The first thing you need to do is loosen those stubborn stains and grease accumulations inside the microwave. To do this, fill your microwave-safe bowl with one cup of water and some chopped-up lemon. Place the bowl in the microwave and turn it on for about three to five minutes (or however long it takes to boil the water). The window of your microwave should become foggy before the job is done. Once the microwave stops, wait 15 minutes before opening it. Open the microwave and remove the bowl.
When you hear the term “refinancing,” you probably picture a large house with a picket fence, a spacious yard, and a broken sink that needs to be repaired with the extra money.

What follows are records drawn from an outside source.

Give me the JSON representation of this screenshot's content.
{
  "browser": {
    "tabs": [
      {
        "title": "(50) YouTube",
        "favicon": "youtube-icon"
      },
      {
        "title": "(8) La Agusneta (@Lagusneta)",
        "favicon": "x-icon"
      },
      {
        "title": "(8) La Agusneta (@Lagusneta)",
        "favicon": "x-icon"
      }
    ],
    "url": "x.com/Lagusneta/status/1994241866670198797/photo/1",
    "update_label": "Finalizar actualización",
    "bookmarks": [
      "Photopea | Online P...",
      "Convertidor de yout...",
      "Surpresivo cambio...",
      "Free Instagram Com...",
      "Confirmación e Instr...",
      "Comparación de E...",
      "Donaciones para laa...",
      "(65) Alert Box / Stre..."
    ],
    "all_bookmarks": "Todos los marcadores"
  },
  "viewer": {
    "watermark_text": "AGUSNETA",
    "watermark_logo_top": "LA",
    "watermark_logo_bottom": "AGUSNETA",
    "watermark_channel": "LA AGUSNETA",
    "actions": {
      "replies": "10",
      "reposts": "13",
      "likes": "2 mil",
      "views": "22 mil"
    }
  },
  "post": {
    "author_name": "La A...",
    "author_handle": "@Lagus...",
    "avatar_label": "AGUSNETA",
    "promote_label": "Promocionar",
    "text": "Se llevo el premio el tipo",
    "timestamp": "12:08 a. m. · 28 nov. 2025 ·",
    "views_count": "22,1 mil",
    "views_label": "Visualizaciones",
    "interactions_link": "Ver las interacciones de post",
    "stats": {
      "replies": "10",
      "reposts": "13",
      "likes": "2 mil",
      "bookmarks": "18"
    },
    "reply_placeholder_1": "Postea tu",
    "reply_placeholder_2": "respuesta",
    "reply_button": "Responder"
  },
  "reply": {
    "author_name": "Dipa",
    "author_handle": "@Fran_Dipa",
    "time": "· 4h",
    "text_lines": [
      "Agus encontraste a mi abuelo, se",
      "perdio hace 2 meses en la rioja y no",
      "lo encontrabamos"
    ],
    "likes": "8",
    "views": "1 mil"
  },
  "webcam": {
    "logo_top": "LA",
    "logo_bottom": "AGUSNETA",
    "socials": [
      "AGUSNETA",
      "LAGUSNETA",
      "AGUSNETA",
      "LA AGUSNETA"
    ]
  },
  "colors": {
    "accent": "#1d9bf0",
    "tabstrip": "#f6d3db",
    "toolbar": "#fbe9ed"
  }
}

But it doesn’t just apply to real estate. People refinance their cars all the time, and while it’s not always the best course of action, there are a few practical reasons to refinance that reliable but expensive sedan or SUV. The reasons for refinancing a vehicle aren’t unlike the reasons for refinancing a home.
Muck Rack makes it simple to find people, tweets, or articles that mention any name, keyword, company, hashtag etc. We've compiled this guide to help you make the most of your search.
Selecting a term
Start searching tweets, articles from media outlets, articles mentioned in tweets, journalists'
names, titles and bios with some suggested searches:
Companies or Topics (e.g. iPhone, Microsoft)
Phrases (e.g. "cloud computing") — use quotes to keep the terms together
Twitter handles (e.g. @username) — returns those who have mentioned or replied to
Names (e.g. "David Pogue")
Hashtags (e.g. #sxsw, #london2012)
Bio details (e.g. vegan, Olympics, father)
Muck Rack's Advanced Search allows for many boolean operators.
Find results that mention multiple specified terms, use AND or
+. For example, ensure each result contains both Elon Musk and Mark Zuckerberg by
searching Musk AND Zuckerberg or Musk + Zuckerberg.
Use the operators OR or , to broaden your search when you'd like either of
multiple terms to appear in results. (This is the default behavior of our search when no operators
are used). For example, results will contain either cake or cookie by searching cake OR cookie or cake,cookie
Use NOT or - to subtract results from your search. For
example, searching Disney will yield results about the Walt Disney Company as well as Walt Disney
World Resort. To exclude mentions of Disney World, search for Disney -World or Disney
When using one of these operators with a phrase, enclose it in quotation marks. For example, you can
find results about smartphones excluding Apple's iPhone 4S by searching smartphone -"iPhone
Exact case matching or punctuation
If you're searching for a brand name or keyword that relies on specific punctuation marks or capitalization, you can
find results that match your exact query by adding matchcase: before the keyword you're searching for, like matchcase:E*TRADE .
Use parentheses to separate multiple
boolean phrases. For example, to find journalists talking about having fun in Disney World or
Disneyland, search for ("disney world" OR disneyland) AND fun.
An asterisk can be used to search for any variation of a root word truncated by the asterisk. For example, searching for admin* will return results for administrator, administration, administer, administered, etc.
A near operator is an AND operator where you can control the distance between the words. You can vary the distance the near operation uses by adding a forward slash and number (between 0-99) such as strawberries NEAR/10 "whipped cream", which means the strawberries must exist within 10 words of "whipped cream".